      Unfortunately, the only ones translated into English are those by Yōzaburō Kanari. :(

    3. I have not read the one about the Headless Samurai, but I think Kanari's best was House of Wax. However, I'm sure that human copying machine "borrowed" the plot from an untranslated Japanese mystery novel.

  2. I haven't read this book yet, though I do have a (Japanese) copy of it. The premise reminds me Fuutarou YAMADA's Youi Kinpeibai, which was based on Ming dynasty novel Jin Ping Mei. And yep, a lot of those old Chinese books have ridiculously long list of characters. Books like The Water Margin, Record of the Three Kingdoms and Investiture of the Gods (Houshin Engi) have hundreds of characters of some to major importance.

    Ashibe does like his pastiches and bibliomysteries, and he can conjure up some really surprising stuff with that at times.
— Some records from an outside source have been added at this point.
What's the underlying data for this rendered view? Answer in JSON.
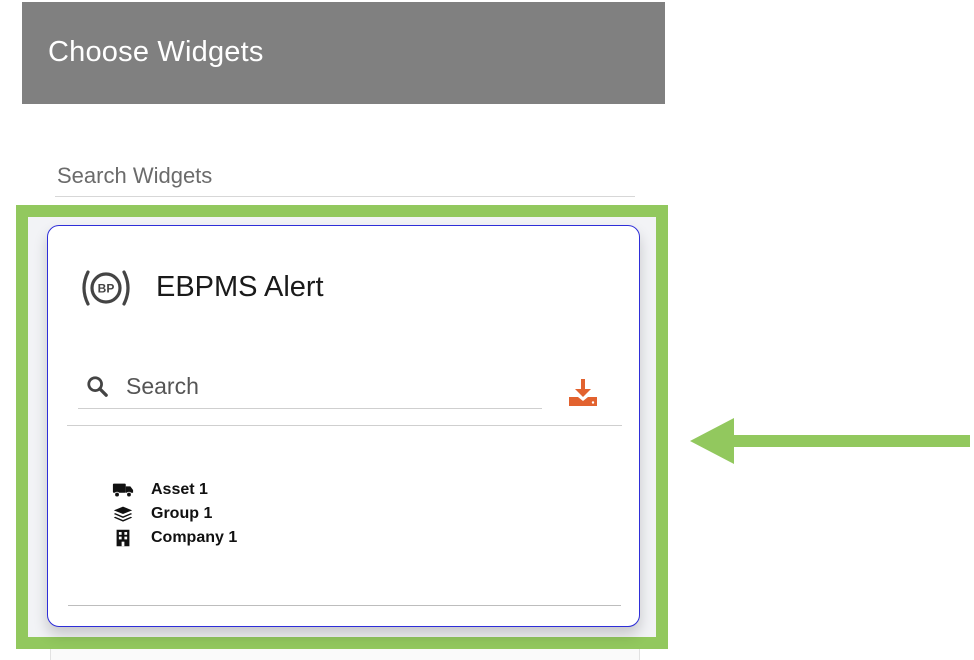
{
  "header": {
    "title": "Choose Widgets"
  },
  "widget_search": {
    "placeholder": "Search Widgets"
  },
  "widget_card": {
    "icon": "brake-pad-bp-icon",
    "title": "EBPMS Alert",
    "search": {
      "icon": "search-icon",
      "placeholder": "Search"
    },
    "download_icon": "download-icon",
    "accent_color": "#e2622f",
    "targets": [
      {
        "icon": "truck-icon",
        "label": "Asset 1"
      },
      {
        "icon": "layers-icon",
        "label": "Group 1"
      },
      {
        "icon": "building-icon",
        "label": "Company 1"
      }
    ]
  },
  "annotation": {
    "highlight_color": "#92c85e",
    "arrow_icon": "left-arrow-icon"
  }
}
A short story collection I recently read (the review will appear in....ah, you know the story) opened with a story with a so-so impossible crime (alibi) story, but the way it reveals itself to be a bibliomystery is fantastic.

    I love Journey to the West. After Wukong's revolt against Heaven and the party members are assembled, the book takes on an episodic structure (new place, new monsters). It's very much like an RPG, now I think about it. But that does mean it's perhaps better read in short sessions, rather than binge-reading it, as it can become a bit tiresome/predictable then.

  3. Yes, even the Hoshin Engi manga had a ridiculously large and sprawling cast, which might as well have cracked triple digits. I don't exactly remember if it did, because it has been some years since I read it.

    I would love to read more by Ashibe, but, considering this book was translated and published in 2011, there probably won't be another one any time soon.